**Information shown:**
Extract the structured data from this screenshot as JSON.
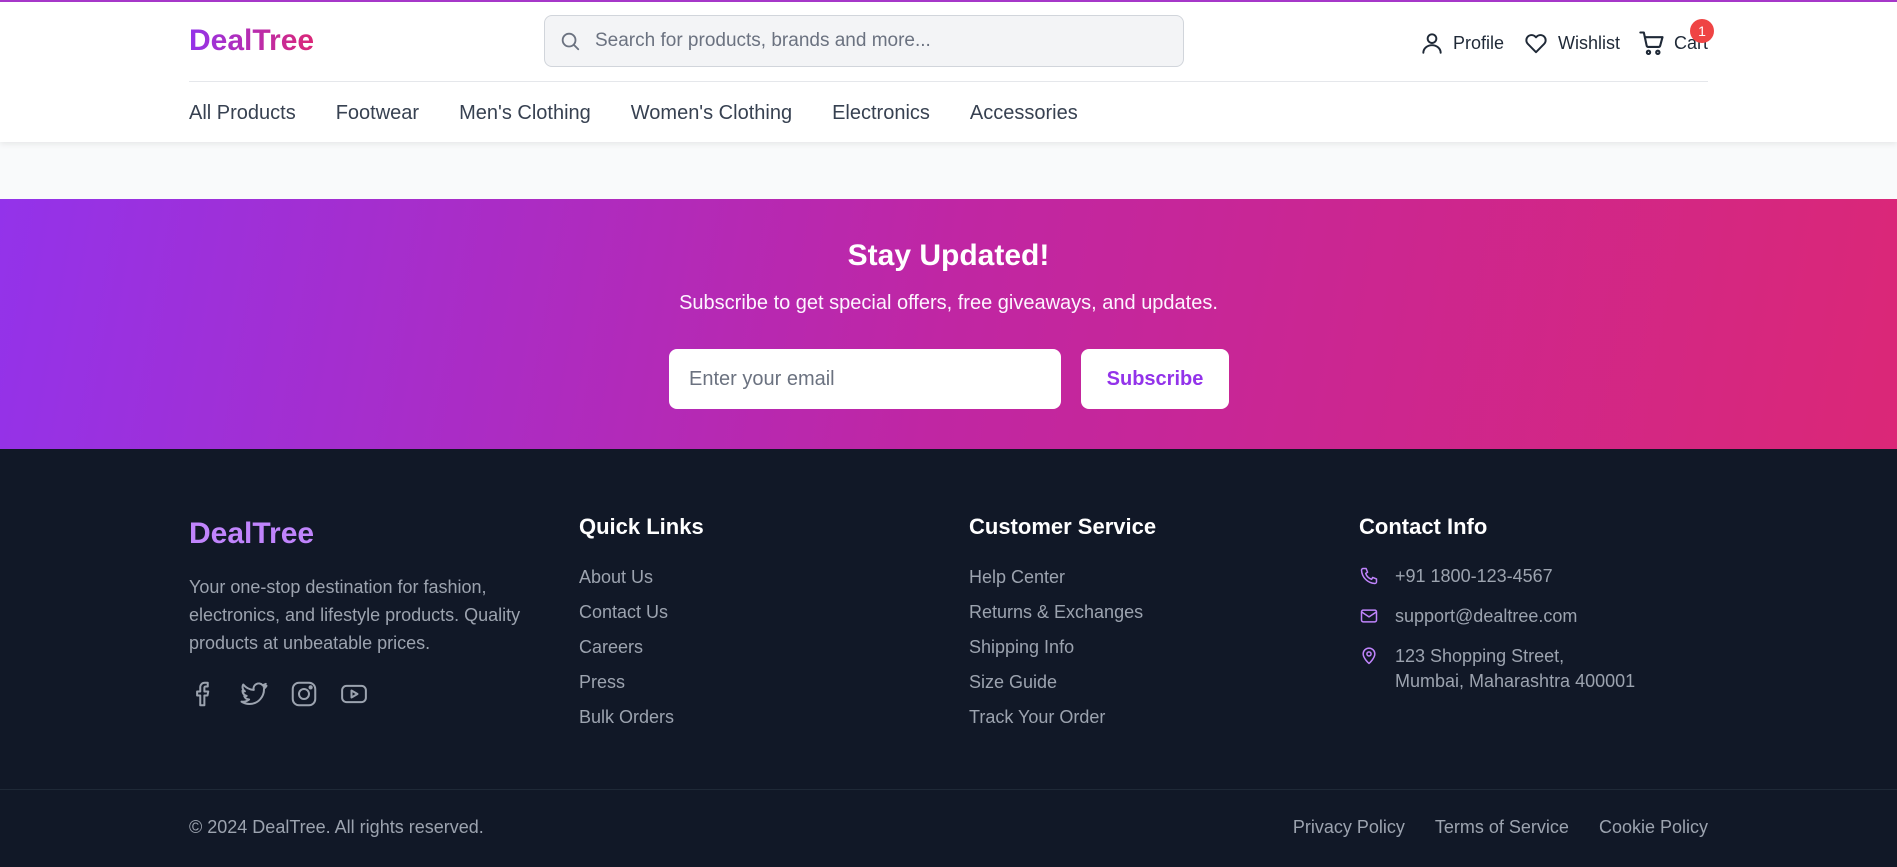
{
  "header": {
    "logo": "DealTree",
    "search_placeholder": "Search for products, brands and more...",
    "actions": {
      "profile": "Profile",
      "wishlist": "Wishlist",
      "cart": "Cart",
      "cart_count": "1"
    },
    "nav": [
      "All Products",
      "Footwear",
      "Men's Clothing",
      "Women's Clothing",
      "Electronics",
      "Accessories"
    ]
  },
  "newsletter": {
    "title": "Stay Updated!",
    "subtitle": "Subscribe to get special offers, free giveaways, and updates.",
    "email_placeholder": "Enter your email",
    "button": "Subscribe"
  },
  "footer": {
    "brand": {
      "logo": "DealTree",
      "description": "Your one-stop destination for fashion, electronics, and lifestyle products. Quality products at unbeatable prices.",
      "socials": [
        "facebook-icon",
        "twitter-icon",
        "instagram-icon",
        "youtube-icon"
      ]
    },
    "quick_links": {
      "title": "Quick Links",
      "items": [
        "About Us",
        "Contact Us",
        "Careers",
        "Press",
        "Bulk Orders"
      ]
    },
    "customer_service": {
      "title": "Customer Service",
      "items": [
        "Help Center",
        "Returns & Exchanges",
        "Shipping Info",
        "Size Guide",
        "Track Your Order"
      ]
    },
    "contact": {
      "title": "Contact Info",
      "phone": "+91 1800-123-4567",
      "email": "support@dealtree.com",
      "address_line1": "123 Shopping Street,",
      "address_line2": "Mumbai, Maharashtra 400001"
    },
    "copyright": "© 2024 DealTree. All rights reserved.",
    "legal": [
      "Privacy Policy",
      "Terms of Service",
      "Cookie Policy"
    ]
  },
  "colors": {
    "accent_purple": "#9333ea",
    "accent_pink": "#db2777",
    "footer_bg": "#111827",
    "badge_red": "#ef4444"
  }
}
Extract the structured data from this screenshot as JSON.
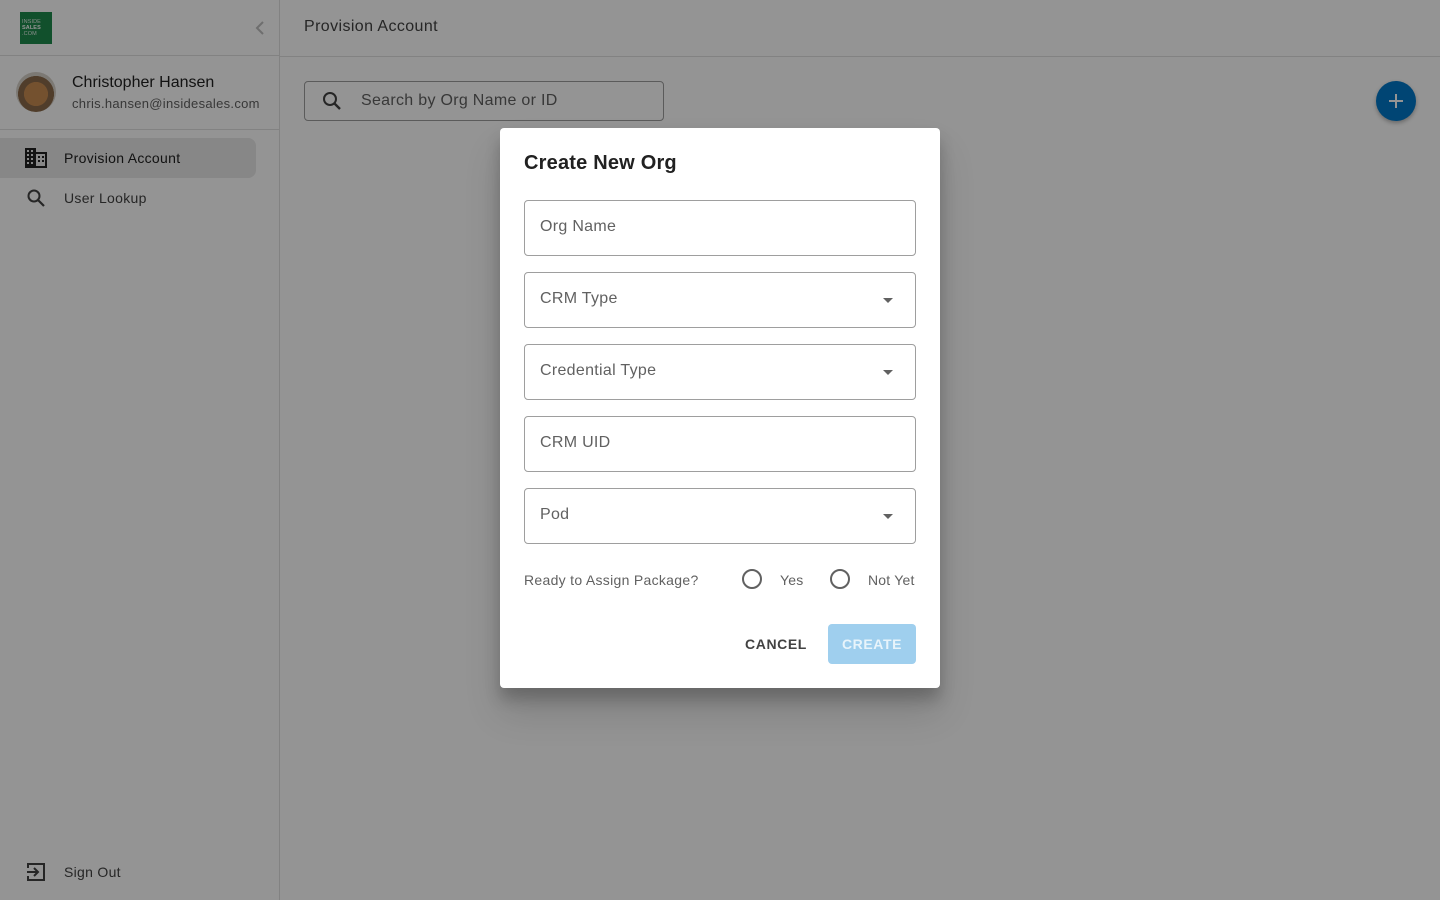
{
  "sidebar": {
    "logo": {
      "line1": "INSIDE",
      "line2": "SALES",
      "line3": ".COM"
    },
    "collapse_icon": "chevron-left-icon",
    "user": {
      "name": "Christopher Hansen",
      "email": "chris.hansen@insidesales.com"
    },
    "items": [
      {
        "label": "Provision Account",
        "icon": "building-icon",
        "active": true
      },
      {
        "label": "User Lookup",
        "icon": "search-icon",
        "active": false
      }
    ],
    "sign_out": {
      "label": "Sign Out",
      "icon": "exit-icon"
    }
  },
  "header": {
    "title": "Provision Account"
  },
  "search": {
    "placeholder": "Search by Org Name or ID",
    "value": ""
  },
  "fab": {
    "icon": "plus-icon",
    "color": "#0077c8"
  },
  "dialog": {
    "title": "Create New Org",
    "fields": [
      {
        "label": "Org Name",
        "type": "text",
        "value": ""
      },
      {
        "label": "CRM Type",
        "type": "select",
        "value": ""
      },
      {
        "label": "Credential Type",
        "type": "select",
        "value": ""
      },
      {
        "label": "CRM UID",
        "type": "text",
        "value": ""
      },
      {
        "label": "Pod",
        "type": "select",
        "value": ""
      }
    ],
    "radio_question": "Ready to Assign Package?",
    "radio_options": [
      {
        "label": "Yes",
        "selected": false
      },
      {
        "label": "Not Yet",
        "selected": false
      }
    ],
    "cancel_label": "CANCEL",
    "create_label": "CREATE",
    "create_disabled": true
  }
}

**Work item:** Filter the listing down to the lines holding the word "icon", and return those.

**Your response:**
        "facebook-icon",
        "twitter-icon",
        "instagram-icon",
        "youtube-icon"
    "collapse_icon": "chevron-left-icon",
        "icon": "building-icon",
        "icon": "search-icon",
      "icon": "exit-icon"
    "icon": "plus-icon",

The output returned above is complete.